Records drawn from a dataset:
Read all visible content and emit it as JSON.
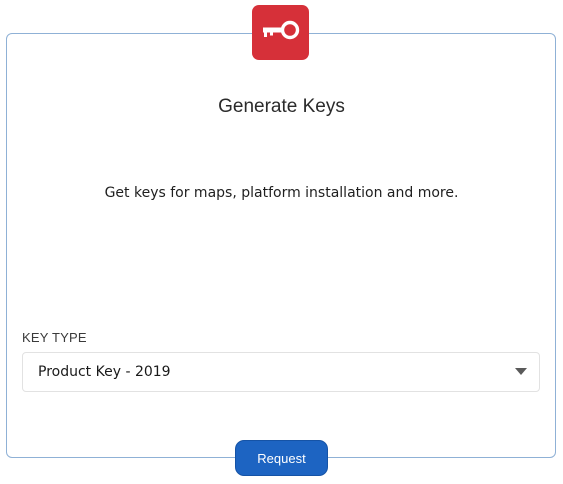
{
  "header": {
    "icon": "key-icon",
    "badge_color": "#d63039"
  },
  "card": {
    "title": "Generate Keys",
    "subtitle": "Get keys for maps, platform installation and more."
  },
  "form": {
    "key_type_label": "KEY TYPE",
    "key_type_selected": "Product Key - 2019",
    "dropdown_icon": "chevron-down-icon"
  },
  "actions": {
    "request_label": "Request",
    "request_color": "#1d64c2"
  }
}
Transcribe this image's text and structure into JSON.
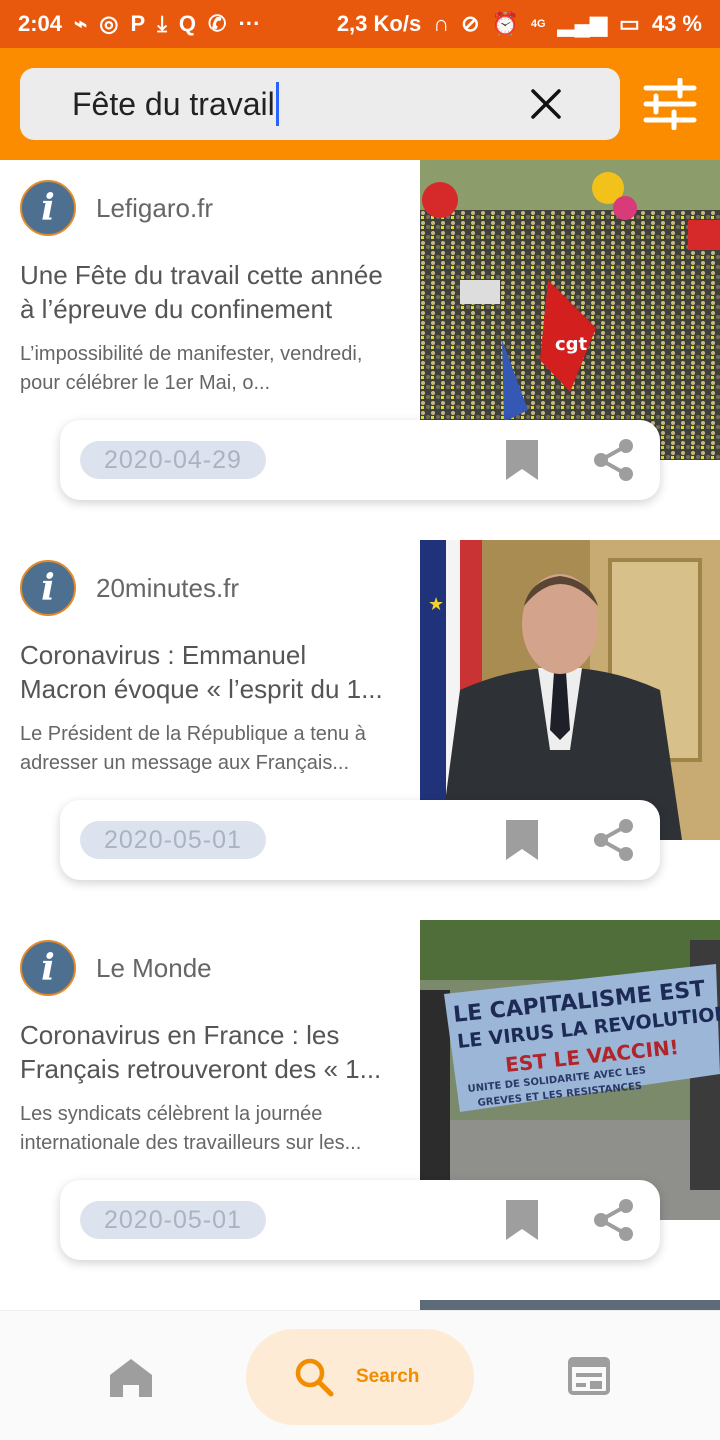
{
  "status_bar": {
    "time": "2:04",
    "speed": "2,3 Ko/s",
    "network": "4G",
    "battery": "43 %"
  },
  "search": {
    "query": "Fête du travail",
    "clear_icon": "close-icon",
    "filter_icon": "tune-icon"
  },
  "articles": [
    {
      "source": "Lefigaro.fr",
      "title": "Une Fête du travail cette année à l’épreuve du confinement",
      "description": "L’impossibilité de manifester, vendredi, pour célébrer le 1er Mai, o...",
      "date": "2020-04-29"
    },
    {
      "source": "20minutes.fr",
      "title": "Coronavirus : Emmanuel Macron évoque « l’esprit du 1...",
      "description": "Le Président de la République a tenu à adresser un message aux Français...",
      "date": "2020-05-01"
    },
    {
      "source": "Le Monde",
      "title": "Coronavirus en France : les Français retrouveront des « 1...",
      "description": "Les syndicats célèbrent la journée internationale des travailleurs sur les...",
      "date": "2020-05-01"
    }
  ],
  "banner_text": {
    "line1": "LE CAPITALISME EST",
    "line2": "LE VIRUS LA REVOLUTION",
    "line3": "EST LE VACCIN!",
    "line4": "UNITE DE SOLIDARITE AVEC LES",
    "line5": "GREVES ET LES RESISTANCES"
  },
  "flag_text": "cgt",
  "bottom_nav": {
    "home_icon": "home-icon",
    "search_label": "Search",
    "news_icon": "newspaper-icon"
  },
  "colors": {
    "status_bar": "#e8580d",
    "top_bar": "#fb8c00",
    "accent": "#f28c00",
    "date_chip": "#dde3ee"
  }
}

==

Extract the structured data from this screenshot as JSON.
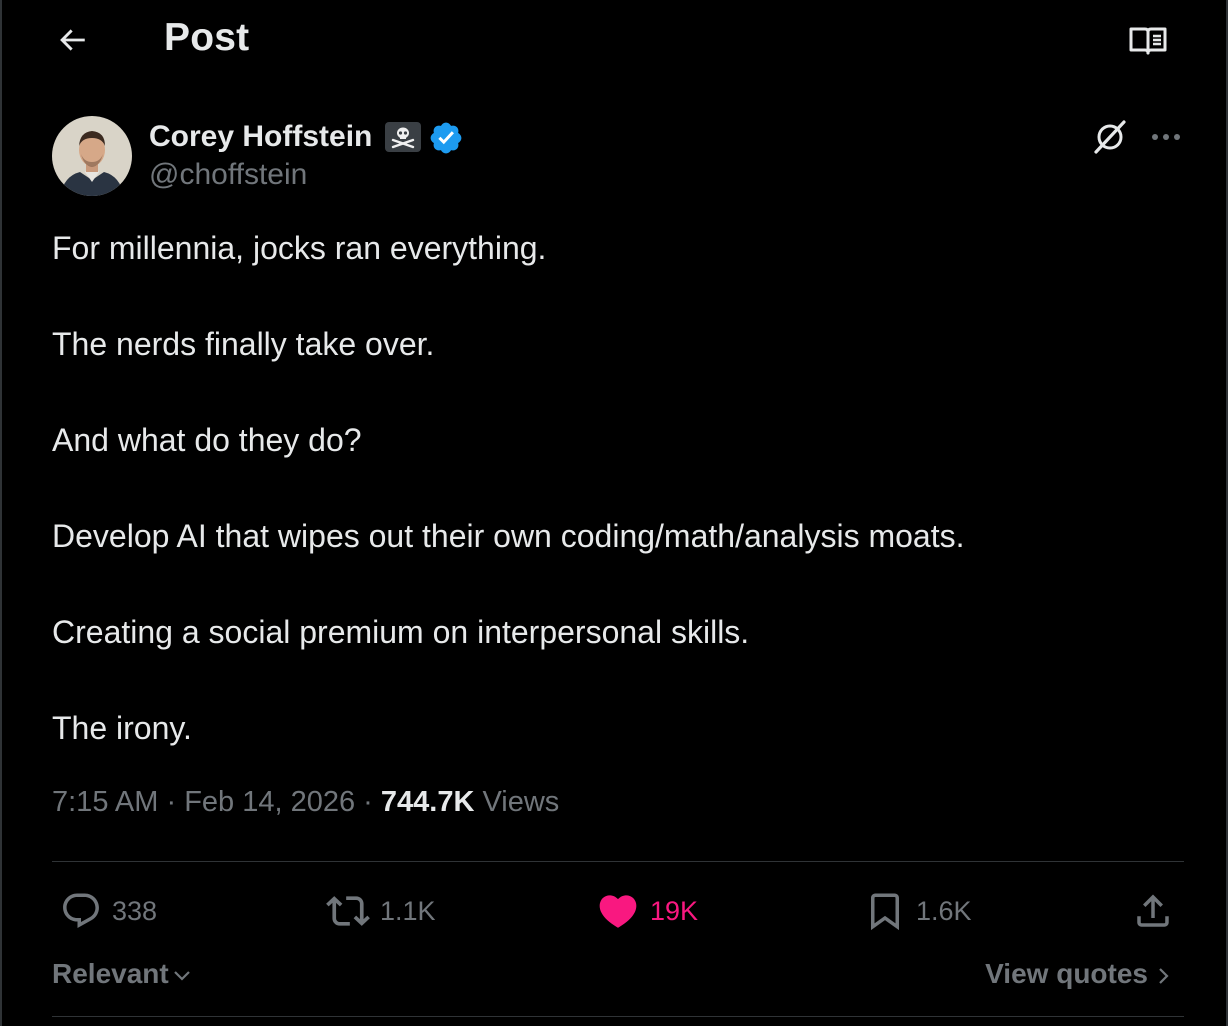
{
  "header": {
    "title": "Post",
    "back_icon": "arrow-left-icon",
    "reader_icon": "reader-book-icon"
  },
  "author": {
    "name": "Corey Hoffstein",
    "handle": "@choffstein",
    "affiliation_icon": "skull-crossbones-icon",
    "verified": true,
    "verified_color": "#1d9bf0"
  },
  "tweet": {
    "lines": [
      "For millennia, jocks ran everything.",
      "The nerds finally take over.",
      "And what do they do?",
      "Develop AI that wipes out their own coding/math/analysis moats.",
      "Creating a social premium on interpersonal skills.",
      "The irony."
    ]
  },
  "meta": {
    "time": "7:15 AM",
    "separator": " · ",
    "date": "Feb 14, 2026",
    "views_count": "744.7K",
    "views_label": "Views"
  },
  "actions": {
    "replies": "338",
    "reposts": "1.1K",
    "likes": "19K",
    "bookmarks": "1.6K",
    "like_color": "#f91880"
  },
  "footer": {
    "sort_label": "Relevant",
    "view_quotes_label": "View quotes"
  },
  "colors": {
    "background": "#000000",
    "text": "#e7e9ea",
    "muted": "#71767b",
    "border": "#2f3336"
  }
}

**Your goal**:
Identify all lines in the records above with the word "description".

**Exercise answer**:
      "description": "L’impossibilité de manifester, vendredi, pour célébrer le 1er Mai, o...",
      "description": "Le Président de la République a tenu à adresser un message aux Français...",
      "description": "Les syndicats célèbrent la journée internationale des travailleurs sur les...",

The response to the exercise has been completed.